When most people think of sustainable business practices, fast food and hamburgers don’t usually spring to mind.
Today, more people are eating out and what they buy is often based on a heightened awareness of sustainability and ethics.
For example, last year Deloitte found that one in three millennials make regular payments to a charity – and 40 percent said they had participated in volunteer work over the past year.
That was more than any other generation over the time period.
Deloitte also found 60 percent were on the lookout for “sustainably sourced” products while at the supermarket.
Whichever way you slice it, more people are socially conscious and environmentally conscious.
So, hospitality businesses that can prove their sustainability chops are well-positioned to thrive.

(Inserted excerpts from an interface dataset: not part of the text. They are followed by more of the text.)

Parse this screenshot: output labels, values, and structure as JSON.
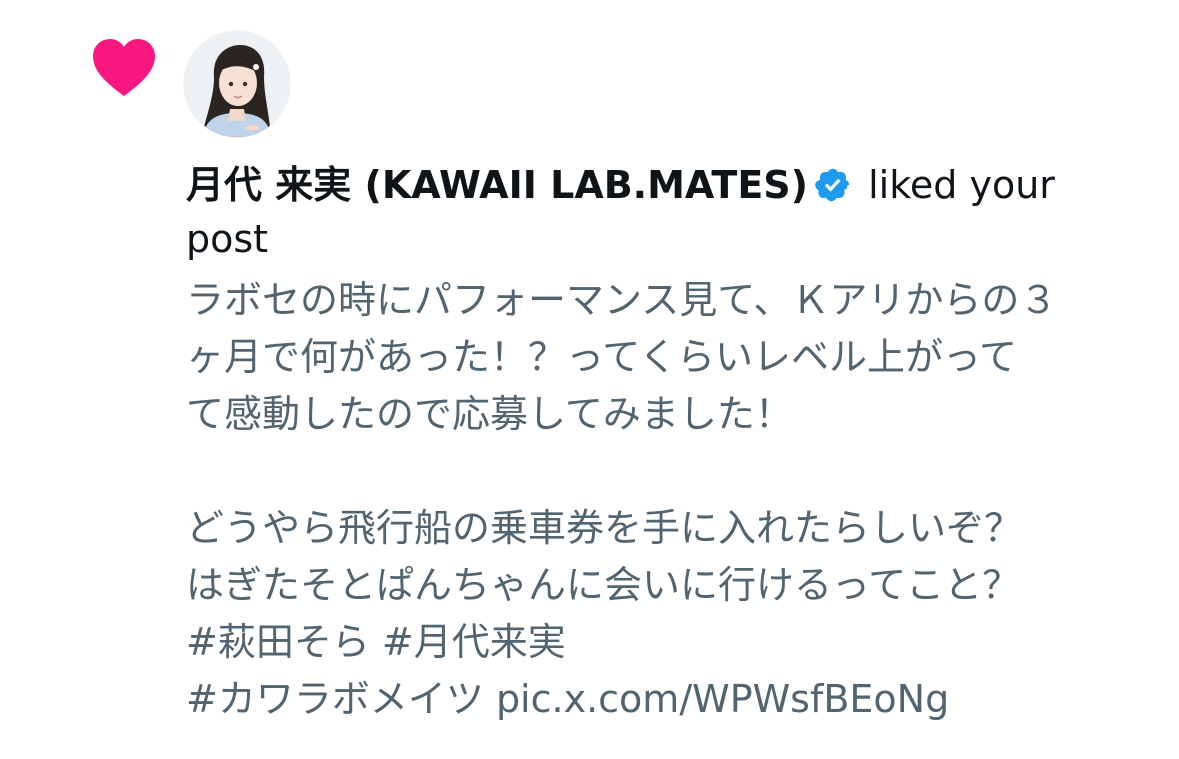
{
  "notification": {
    "type_icon": "heart-icon",
    "accent_color": "#f91880",
    "avatar": {
      "icon": "profile-photo"
    },
    "user_name": "月代 来実 (KAWAII LAB.MATES)",
    "verified_icon": "verified-badge-icon",
    "verified_color": "#1d9bf0",
    "action_text": "liked your",
    "action_text_2": "post",
    "post_lines": [
      "ラボセの時にパフォーマンス見て、Ｋアリからの３",
      "ヶ月で何があった！？ってくらいレベル上がって",
      "て感動したので応募してみました！",
      "",
      "どうやら飛行船の乗車券を手に入れたらしいぞ？",
      "はぎたそとぱんちゃんに会いに行けるってこと？",
      "#萩田そら #月代来実"
    ],
    "post_last_hashtag": "#カワラボメイツ",
    "post_link": "pic.x.com/WPWsfBEoNg"
  }
}
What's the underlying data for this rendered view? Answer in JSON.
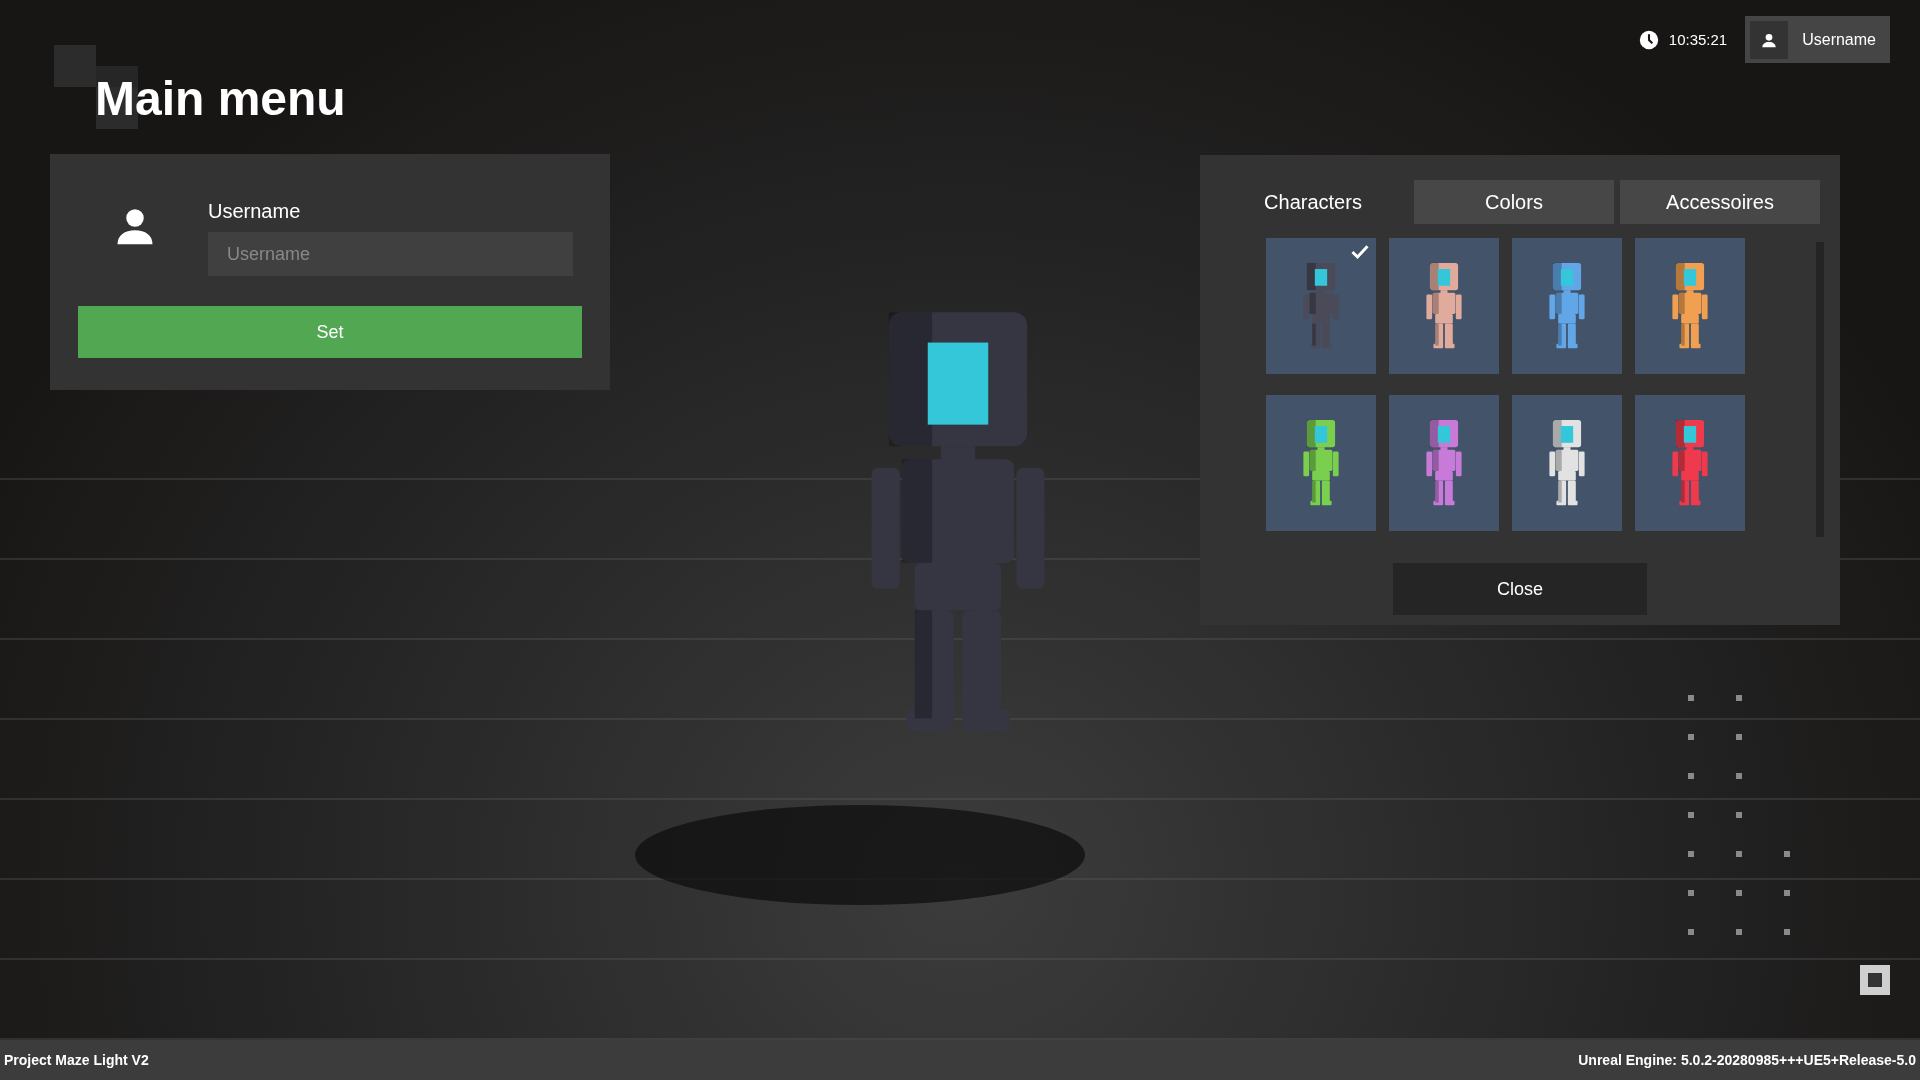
{
  "header": {
    "title": "Main menu",
    "time": "10:35:21",
    "user_button": "Username"
  },
  "profile": {
    "label": "Username",
    "placeholder": "Username",
    "button": "Set"
  },
  "customize": {
    "tabs": [
      {
        "label": "Characters",
        "selected": true
      },
      {
        "label": "Colors",
        "selected": false
      },
      {
        "label": "Accessoires",
        "selected": false
      }
    ],
    "characters": [
      {
        "color": "#4a4a58",
        "selected": true
      },
      {
        "color": "#e0ab9c",
        "selected": false
      },
      {
        "color": "#63a6e8",
        "selected": false
      },
      {
        "color": "#f0a050",
        "selected": false
      },
      {
        "color": "#7ad04e",
        "selected": false
      },
      {
        "color": "#c77ad8",
        "selected": false
      },
      {
        "color": "#e2e2e2",
        "selected": false
      },
      {
        "color": "#ee3a4c",
        "selected": false
      }
    ],
    "close_button": "Close"
  },
  "status_bar": {
    "project": "Project Maze Light V2",
    "engine": "Unreal Engine: 5.0.2-20280985+++UE5+Release-5.0"
  }
}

One outfit that is taking the fast-food sustainability plunge is 4 Ounces Burger Co, where environmental sustainability meets old-school hip-hop beats.
Their buns are baked by a social enterprise, while their meat is prepared by an ethical butcher.
The chef behind 4 Ounces Burger Co, Rory Donnelly, told The Pulse his drive to create a sustainable business was about more than saving the planet, one burger at a time.
“From my experience working in the hospitality since the age of 18, I’ve seen a lot of things that clearly weren’t sustainable,” said Donnelly.
“Not just from an environmental perspective, but also in terms of other things like the quality of life for restaurant staff.”
But retrofitting sustainability into a business is tough – that’s why 4 Ounces Burger Co was conceived as a business where sustainability was planned from the “ground up”.
“I feel most businesses’ primary objective lies in generating profits,” he said.
“We’ve taken a bottom-up approach, which allows us to focus on delivering an experience the customer wants without having to compromise our values.”
For example, 4 Ounces no longer sells bottled wine because the process of bottling wine is particularly energy-intensive.
“Fifty percent of energy expenditure in the wine industry lies in the bottling process, so getting rid of wine bottles is actually more efficient for wine producers.
“In this sense, waste management thinking starts to dictate what products we’re selling and that’s something that’s constantly evolving.”
In creating a business with sustainability at its heart, Donnelly has done the hard yards – here’s what you can think about to make your business more sustainable.
It may mean budgeting for a little more in your initial outlay. But fitting out your operation with energy-efficient lighting and appliances reduces your carbon footprint and can also save you money in the long term.
Many products carry energy-efficiency ratings but it can be difficult to understand exactly what they mean, and they may differ from region to region.
If you want to know more about how to purchase the most efficient products for your business, go to the Department of Environment and Energy website in Australia, or the Energy Efficiency and Conservation Agency website in New Zealand.
Donnelly’s operations have been cashless since inception and he says this has a variety of benefits.
“Some of it’s cost-driven, but it’s also because we want to keep more staff on the books and pay them well. The other part’s the tax part; we want to be seen as a trustworthy business by the ATO and by our customers”.
As recent events in the hospitality industry have shown, it’s very easy to see how cutting a few corners when it comes to payroll can end up in a tidal wave of negative sentiment.
Donnelly wanted to create a business that pays staff an honest wage for a reasonable amount of labour.
“This meant we’ve had to hire more staff because we don’t want anyone working beyond 40 hours a week. Operators should be aware of the impact hiring more staff may have on the way their business is classified,” said Donnelly.
Being an ethical business owner is all well and good, but you can’t expect to do it all on your own. Donnelly says working closely with suppliers and other partners can help set you on the right track.
“We’ve just signed a deal with Envirobank to collect and recycle all of our glass and aluminium. I hope someday all our customers are returning their takeaway packaging to us for recycling,” he said.
Packaging is one way that Donnelly is trying to promote a zero-waste ethos, but it doesn’t end there. Marketing materials are another way in which operators might consider cutting down.
“Letterbox drops are a complete waste of resources,” said Donnelly.
“Why would I spend the money and time dropping off thousands of pamphlets if I can get the same result on social media?”
“It’s important to have a vision to begin with and believe in it and to communicate it to customers,” said Donnelly.
“In the hospitality business, we’re there to provide a service and the customer is paying for that service.
“Of course, you’re going to see a lot of upstarts, copycats and competitors who will come and go, but the brands that stand the test of time are the ones that stay true to their ethics and their values.”